Civil war cease-fires, however, are rarely self-enforcing. Much has been made of the danger that CLC deals could collapse: Many are the same fighters who had been killing U.S. and Iraqi troops; they retain their arms and sometimes even their leaders; some hope to seize power later if they can. It is true that we have not destroyed the enemy or driven him out of Iraq.
An outside peacekeeping role is thus critical to success, by punishing violators and building confidence that others can safely stand down. The troop counts normally sought for peacekeeping are not much lower than those for counterinsurgency war fighting, at least in the early years, and a meaningful outside presence can be needed for a generation. Many hope that the Iraqi cease-fires can be enforced via positive inducements such as government salaries for CLCs. But the record of such deals elsewhere suggests that more may be needed — for years to come.

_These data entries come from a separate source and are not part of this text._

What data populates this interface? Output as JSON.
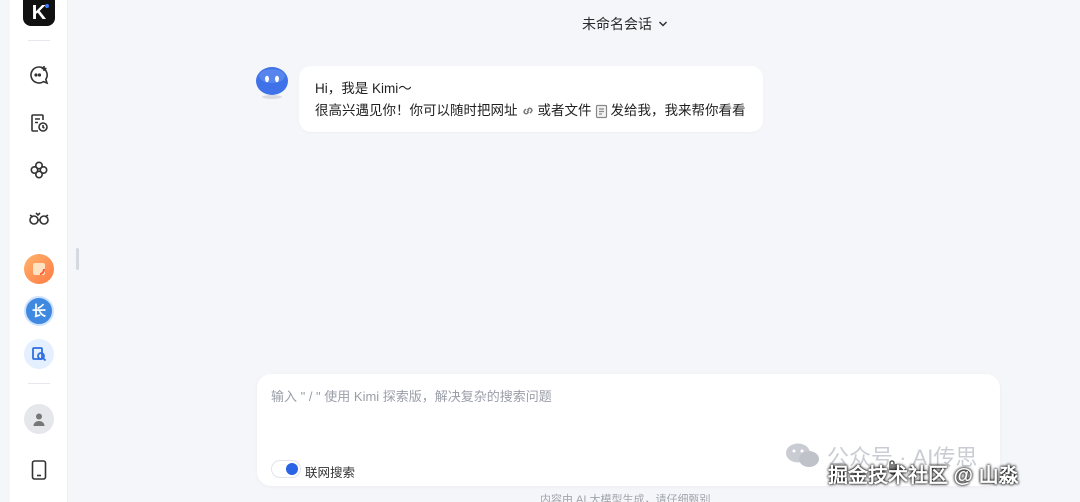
{
  "app": {
    "logo_letter": "K"
  },
  "header": {
    "title": "未命名会话"
  },
  "sidebar": {
    "items": [
      {
        "icon": "new-chat-icon"
      },
      {
        "icon": "history-icon"
      },
      {
        "icon": "explore-icon"
      },
      {
        "icon": "kimi-plus-icon"
      },
      {
        "icon": "app-orange-icon"
      },
      {
        "icon": "app-blue-icon",
        "label": "长"
      },
      {
        "icon": "app-search-icon"
      },
      {
        "icon": "user-avatar-icon"
      },
      {
        "icon": "mobile-app-icon"
      }
    ]
  },
  "message": {
    "line1": "Hi，我是 Kimi～",
    "line2_part1": "很高兴遇见你！你可以随时把网址",
    "line2_part2": "或者文件",
    "line2_part3": "发给我，我来帮你看看"
  },
  "composer": {
    "placeholder": "输入 \" / \" 使用 Kimi 探索版，解决复杂的搜索问题",
    "toggle_label": "联网搜索",
    "toggle_on": true
  },
  "footer": {
    "text": "内容由 AI 大模型生成，请仔细甄别"
  },
  "watermark": {
    "line1": "公众号 · AI传思",
    "line2": "掘金技术社区 @ 山淼"
  },
  "colors": {
    "accent": "#2b63e6",
    "background": "#f5f6fa"
  }
}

For now, the only plausible candidate for this peacekeeping role is the United States. No one else can be expected to step in until and unless the war is clearly over. Yet pressure for a deep drawdown in U.S. forces is growing. War opponents would cut our losses; many war supporters hope the declining violence translates into safe U.S. troop reductions. Some reduction is unavoidable: We cannot maintain today’s operating tempo without breaking the military. But if we are to maintain the gains of the past year, we must retain enough troops to enforce a system of local cease-fires as peacekeepers.
A U.S. commitment to police an Iraqi cease-fire is no guarantee of success. A cease-fire might collapse even if we did keep a large peacekeeping force, and the peacekeepers might ultimately be rejected as foreign occupiers. One could defend a choice to withdraw altogether given these uncertainties.
Sticking it out to stabilize Iraq and avert the potential consequences of failure, however, is more defensible now than it has been for a long time — but only if we are willing to do what it takes to maximize the odds that Iraq does not return to bloodshed and chaos. A withdrawal that is too fast or too deep could create a self-defeating prophecy. The past year’s decline in violence may yet signal a new phase in which the American presence shifts from war fighting to peacekeeping. But if we take it chiefly as an opportunity to come home, we could easily lose what has been gained.
This article appears in full on CFR.org by permission of its original publisher. It was originally available here.